Fongterror product recall

It was pretty bad when Fongterror was putting melamine into Chinese baby food products but now they are putting metal into butter:

Fonterra has recalled two ranges of butter after receiving complaints that metal objects were found in the products.

Fonterra managing director Peter McClure said two isolated complaints had been received and there were no reports of anyone being injured by the “fine metal objects”.

The products being recalled are: 500g Mainland salted butter, with a best before date of January 10, 2013 (batch CV12) and 500g Anchor salted butter with a best before date of January 26, 2013 (batch CV28).

“The voluntary recall is a precautionary measure as there can be no compromise when it comes to product quality or the health and safety of our consumers,” McClure said.

The products should be returned to the point of purchase in their packaging for a full refund and not be consumed, he said.

Don’t their product lines have metal detectors and rare earth magnets to test product for metal objects?


THANK YOU for being a subscriber. Because of you Whaleoil is going from strength to strength. It is a little known fact that Whaleoil subscribers are better in bed, good looking and highly intelligent. Sometimes all at once! Please Click Here Now to subscribe to an ad-free Whaleoil.

  • Anonymous

    Drawing a long bow there Whale. 
    It would not be possible to construct a 100% accurate detection system that would absolutely detect the product of a stripped thread or abrasion filings produced within the high speed packaging machinery used in the dairy industry without being constantly stopping the line when false positives are recorded.  Millions have been spent to provide the best available technology in Fonterra’s plants and the systems are in place for product tracing and recall if the only 100% inspection regime (consumer use) detects something unusual.  Its about as good as it gets.

    Tough using magnets to detect metal contamination when you are producing canned butter  as well (although I concede this does not appear to be canned product)

    •  So how much iron does butter naturally contain?

  • Anonymous

    I’m curious thiough about the 2 batch numbers being so far apart.  This would indicate a potential problem in the buttermaking process with the two labels coming from a common production batch at the churn level rather than at the packaging plant.  In that case the amount of metal may be minute and distributed among several tons of butter in which case 99 out of 100 454gm pats would have no detectable contamination even if you dissolved all the product and put it through a fine lab filter.

    •  Doesn’t salted butter have a longer shelf live so they would have been packaged at the same time I think.

      • Anonymous

        The two packaged cyphers were both salted as I read it.  If a fault had been detected in the original manufacturing plant, it is conceivable that one product batch was packaged into multiple package cyphers.  In between there may have been a bunch of Anchor oer Mainland or export label or house brand cyphers which have been held in the warehouse, caught at sea or were unsalted and therefore from a different production batch.
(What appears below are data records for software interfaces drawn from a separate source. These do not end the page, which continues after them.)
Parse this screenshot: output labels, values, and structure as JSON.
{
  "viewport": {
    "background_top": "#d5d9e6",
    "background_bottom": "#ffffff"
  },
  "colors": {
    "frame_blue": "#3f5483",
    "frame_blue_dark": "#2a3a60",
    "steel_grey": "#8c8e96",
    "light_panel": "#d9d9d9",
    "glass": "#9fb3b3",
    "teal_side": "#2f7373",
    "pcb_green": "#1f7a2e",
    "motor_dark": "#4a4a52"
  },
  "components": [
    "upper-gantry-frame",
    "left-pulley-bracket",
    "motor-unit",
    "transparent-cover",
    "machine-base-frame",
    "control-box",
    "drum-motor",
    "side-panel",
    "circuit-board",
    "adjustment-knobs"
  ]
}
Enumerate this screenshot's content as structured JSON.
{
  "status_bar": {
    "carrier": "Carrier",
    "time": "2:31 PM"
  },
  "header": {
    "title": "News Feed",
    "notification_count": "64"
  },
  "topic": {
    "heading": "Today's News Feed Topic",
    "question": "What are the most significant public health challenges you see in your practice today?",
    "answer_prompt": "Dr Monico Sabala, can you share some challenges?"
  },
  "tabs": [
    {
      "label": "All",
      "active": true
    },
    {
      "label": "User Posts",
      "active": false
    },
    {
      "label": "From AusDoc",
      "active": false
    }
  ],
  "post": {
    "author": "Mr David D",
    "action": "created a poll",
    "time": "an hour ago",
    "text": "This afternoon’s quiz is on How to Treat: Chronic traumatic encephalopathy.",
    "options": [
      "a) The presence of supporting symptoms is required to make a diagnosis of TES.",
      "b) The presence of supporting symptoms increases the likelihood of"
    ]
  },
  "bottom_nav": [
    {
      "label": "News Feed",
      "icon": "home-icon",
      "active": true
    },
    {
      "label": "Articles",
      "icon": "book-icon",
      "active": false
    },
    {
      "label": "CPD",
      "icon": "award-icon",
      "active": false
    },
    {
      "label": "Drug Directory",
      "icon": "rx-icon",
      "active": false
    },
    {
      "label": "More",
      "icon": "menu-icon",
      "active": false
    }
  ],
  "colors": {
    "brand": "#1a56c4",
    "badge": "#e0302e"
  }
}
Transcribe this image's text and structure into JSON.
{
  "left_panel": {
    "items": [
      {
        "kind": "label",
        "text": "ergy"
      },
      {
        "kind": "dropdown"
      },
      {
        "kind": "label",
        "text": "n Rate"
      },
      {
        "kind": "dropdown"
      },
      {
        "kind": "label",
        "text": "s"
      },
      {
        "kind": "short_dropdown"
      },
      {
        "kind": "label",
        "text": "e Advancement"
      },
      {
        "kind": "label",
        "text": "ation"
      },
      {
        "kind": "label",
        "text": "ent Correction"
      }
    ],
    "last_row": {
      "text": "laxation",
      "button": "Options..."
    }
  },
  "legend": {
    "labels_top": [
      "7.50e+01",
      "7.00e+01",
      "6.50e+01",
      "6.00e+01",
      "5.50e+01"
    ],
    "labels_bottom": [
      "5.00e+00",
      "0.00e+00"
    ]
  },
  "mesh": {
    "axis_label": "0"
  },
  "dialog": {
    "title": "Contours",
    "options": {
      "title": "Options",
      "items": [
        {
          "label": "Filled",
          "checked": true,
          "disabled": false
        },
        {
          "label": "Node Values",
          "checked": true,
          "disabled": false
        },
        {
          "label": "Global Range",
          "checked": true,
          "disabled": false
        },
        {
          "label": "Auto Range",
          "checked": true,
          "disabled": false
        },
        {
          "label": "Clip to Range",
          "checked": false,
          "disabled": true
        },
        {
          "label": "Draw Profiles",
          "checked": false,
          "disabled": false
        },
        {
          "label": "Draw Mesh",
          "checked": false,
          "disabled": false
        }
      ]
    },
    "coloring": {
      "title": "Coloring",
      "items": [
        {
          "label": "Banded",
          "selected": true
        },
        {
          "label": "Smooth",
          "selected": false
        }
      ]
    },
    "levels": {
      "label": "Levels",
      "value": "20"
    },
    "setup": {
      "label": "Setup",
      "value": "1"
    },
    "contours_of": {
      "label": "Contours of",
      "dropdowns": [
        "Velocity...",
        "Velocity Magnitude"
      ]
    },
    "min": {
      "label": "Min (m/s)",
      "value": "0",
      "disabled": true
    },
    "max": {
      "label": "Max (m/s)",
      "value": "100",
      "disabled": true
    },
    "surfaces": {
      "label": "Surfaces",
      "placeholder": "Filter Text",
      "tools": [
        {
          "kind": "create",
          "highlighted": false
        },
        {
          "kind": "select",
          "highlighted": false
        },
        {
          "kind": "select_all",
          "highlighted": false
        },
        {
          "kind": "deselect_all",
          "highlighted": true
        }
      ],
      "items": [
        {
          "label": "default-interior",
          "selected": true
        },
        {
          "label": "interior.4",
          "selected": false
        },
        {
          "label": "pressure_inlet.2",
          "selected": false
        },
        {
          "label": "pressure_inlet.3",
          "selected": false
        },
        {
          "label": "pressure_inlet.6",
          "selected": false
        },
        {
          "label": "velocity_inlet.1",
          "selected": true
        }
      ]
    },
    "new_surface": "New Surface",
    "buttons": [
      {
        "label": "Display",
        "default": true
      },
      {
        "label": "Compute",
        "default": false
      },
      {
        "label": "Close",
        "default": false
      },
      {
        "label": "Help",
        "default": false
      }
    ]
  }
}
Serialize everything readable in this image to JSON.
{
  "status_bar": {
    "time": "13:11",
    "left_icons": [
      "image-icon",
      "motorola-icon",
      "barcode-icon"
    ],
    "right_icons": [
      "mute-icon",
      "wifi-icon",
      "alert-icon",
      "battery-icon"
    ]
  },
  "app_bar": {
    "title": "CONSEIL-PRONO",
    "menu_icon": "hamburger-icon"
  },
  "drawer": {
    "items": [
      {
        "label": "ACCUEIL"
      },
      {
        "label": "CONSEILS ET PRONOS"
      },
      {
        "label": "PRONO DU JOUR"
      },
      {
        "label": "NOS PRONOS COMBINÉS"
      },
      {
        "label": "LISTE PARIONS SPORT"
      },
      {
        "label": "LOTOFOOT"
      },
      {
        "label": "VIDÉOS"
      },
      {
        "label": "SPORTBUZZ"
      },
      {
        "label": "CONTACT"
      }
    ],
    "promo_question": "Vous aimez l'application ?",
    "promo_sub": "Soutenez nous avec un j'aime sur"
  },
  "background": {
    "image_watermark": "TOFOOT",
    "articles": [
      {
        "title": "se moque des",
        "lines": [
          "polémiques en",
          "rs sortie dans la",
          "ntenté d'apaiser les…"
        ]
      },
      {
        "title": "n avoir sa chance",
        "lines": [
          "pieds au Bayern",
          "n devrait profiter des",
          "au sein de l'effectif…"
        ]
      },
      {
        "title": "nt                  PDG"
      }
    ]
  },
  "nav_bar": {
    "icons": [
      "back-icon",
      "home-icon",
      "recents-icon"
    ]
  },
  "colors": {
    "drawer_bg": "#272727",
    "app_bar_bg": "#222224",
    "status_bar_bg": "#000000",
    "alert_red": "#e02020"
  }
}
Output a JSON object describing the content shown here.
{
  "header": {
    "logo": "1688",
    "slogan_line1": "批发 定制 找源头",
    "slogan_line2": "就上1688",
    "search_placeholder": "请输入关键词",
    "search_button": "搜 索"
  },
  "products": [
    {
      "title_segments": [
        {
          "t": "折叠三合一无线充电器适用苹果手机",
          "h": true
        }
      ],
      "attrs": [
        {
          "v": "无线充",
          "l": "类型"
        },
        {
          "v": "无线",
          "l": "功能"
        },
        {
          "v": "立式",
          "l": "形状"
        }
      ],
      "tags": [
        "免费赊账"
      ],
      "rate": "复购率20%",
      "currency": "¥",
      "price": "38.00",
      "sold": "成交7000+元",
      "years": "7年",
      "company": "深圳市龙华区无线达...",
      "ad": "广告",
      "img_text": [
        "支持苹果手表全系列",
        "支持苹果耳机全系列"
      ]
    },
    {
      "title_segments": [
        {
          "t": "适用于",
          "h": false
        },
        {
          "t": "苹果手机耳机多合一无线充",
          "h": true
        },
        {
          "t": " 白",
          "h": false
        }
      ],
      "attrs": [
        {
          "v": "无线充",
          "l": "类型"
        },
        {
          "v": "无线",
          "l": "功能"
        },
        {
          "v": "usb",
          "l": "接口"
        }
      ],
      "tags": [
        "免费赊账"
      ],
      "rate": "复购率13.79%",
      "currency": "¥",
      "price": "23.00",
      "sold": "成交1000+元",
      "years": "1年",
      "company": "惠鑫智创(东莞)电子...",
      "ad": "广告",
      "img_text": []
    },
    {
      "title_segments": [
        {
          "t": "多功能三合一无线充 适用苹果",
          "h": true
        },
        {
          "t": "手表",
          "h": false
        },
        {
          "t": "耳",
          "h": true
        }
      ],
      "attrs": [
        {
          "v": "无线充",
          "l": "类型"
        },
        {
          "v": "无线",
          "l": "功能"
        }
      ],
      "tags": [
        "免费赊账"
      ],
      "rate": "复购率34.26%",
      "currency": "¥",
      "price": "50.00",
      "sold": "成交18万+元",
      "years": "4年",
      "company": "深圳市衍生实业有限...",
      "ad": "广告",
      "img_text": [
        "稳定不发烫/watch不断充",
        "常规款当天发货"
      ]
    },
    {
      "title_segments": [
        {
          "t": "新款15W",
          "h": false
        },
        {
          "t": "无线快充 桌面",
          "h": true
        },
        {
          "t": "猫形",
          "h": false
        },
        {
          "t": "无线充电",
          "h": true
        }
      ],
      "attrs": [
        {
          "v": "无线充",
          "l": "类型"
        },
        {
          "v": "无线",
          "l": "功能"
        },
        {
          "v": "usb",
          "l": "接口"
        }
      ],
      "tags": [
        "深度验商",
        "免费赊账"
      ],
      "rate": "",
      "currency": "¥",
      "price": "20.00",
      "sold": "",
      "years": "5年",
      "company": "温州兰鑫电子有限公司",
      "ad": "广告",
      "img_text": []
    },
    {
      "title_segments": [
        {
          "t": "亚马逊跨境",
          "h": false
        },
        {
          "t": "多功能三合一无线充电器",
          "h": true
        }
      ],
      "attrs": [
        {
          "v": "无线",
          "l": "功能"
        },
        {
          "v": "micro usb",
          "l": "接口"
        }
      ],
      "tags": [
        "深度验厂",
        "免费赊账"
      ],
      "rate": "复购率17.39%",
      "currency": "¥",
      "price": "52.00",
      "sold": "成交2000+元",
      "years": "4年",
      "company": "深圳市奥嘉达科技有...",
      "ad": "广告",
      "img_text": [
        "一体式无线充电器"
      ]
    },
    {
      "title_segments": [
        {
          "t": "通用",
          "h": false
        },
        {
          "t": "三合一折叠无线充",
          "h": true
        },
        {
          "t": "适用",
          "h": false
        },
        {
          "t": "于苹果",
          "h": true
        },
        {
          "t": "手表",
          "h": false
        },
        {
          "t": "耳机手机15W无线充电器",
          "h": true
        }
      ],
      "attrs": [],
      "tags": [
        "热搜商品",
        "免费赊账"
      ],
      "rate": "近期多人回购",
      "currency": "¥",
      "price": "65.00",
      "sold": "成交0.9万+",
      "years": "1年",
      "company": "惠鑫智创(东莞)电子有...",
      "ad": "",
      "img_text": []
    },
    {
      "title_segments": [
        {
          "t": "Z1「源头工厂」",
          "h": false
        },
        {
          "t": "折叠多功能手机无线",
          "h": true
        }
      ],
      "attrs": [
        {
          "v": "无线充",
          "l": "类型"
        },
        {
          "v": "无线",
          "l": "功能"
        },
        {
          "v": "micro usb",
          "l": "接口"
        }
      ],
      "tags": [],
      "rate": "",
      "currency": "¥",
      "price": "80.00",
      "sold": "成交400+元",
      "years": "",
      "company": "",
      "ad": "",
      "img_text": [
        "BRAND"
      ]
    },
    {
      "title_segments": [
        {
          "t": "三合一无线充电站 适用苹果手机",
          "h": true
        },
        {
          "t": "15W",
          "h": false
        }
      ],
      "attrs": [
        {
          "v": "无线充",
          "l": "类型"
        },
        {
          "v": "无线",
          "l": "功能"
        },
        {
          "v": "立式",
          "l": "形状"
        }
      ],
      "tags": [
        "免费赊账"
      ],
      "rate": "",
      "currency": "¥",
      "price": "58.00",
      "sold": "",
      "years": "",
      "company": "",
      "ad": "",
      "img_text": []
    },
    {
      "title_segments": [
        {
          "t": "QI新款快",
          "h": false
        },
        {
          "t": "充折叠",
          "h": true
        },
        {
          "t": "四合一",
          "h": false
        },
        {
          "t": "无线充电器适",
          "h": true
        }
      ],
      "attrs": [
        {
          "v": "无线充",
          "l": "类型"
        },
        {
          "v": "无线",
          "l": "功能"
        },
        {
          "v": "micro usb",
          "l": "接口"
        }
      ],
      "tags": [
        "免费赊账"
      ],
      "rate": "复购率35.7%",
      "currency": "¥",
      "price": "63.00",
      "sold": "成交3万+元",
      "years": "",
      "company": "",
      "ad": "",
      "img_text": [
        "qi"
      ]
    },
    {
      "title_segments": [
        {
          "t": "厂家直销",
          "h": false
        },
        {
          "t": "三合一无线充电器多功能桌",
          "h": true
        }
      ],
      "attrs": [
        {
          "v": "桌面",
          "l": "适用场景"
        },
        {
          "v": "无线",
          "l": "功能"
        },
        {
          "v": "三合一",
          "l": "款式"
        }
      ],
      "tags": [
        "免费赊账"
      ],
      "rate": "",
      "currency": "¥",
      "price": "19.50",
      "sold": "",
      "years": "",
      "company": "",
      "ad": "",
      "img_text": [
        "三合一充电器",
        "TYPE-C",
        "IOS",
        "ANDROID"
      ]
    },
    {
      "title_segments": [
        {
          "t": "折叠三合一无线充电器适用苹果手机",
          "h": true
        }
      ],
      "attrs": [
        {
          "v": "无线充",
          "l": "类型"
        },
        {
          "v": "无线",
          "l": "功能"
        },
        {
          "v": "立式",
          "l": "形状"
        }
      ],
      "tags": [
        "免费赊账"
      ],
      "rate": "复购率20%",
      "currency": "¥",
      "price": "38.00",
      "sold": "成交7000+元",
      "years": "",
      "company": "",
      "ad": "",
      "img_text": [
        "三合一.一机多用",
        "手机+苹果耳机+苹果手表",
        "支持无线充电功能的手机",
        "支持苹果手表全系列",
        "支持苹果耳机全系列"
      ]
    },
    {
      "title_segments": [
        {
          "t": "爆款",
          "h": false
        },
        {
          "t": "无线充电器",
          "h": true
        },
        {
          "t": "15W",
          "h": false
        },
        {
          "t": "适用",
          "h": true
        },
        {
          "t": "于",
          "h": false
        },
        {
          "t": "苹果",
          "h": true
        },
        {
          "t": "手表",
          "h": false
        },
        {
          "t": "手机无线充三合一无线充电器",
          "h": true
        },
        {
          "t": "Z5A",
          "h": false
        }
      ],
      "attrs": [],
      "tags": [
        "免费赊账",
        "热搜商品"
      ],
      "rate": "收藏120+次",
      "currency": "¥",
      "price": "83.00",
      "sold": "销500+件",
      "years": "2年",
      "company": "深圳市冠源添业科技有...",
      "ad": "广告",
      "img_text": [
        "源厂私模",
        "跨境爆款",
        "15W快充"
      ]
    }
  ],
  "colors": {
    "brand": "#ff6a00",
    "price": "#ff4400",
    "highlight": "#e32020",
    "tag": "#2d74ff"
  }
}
  • joe bloggs

    Last year I installed a Ceia THS/MS21 multi-spectrum metal-detector into a new plant for a client. It’s the only metal detector to use multiple frequencies simultaneously to achieve the most sensitive metal detection while compensating for product effect conditions.

    The calibration reference samples that the detector uses range from a 1.2 mm diameter magnetic ball to a 1.5mm non-ferrous ball. That’s considered ultra-high sensitivity for reference samples in a 250mm wide by 125mm high nominal working aperture.

    The products being scanned are 500g trays, much the same size and shape as a 500g pat of butter. So a piece of ferrous metal smaller than 1mm in diameter is unlikely to be detected even by the most sensitive of metal detectors.

    As for rare earth magnets – food processing is most usually done through plants constructed of 316 grade stainless steel, so as to ensure that there’s no corrosion despite high acid/alkali clean-in-place systems.

    Brass, aluminum, copper, and most stainless steels, are non ferrous, so  rare earth magnets will not pull out inclusions coming from these metals.

    Davidw99 is on the mark – and I’m afraid that you’re drawing a long bow Cam…

  • jay cee

    shame on you cam attacking fonterra the epitome of a monopolistic capitalism in this country
    never fear i’m sure the it  will be found to be the work of a lazy unionist,state house dwelling maori teacher (moonlighting) with lots of children from different fathers who’s rorting the benefit system to boot. there that should cover the usual rants here.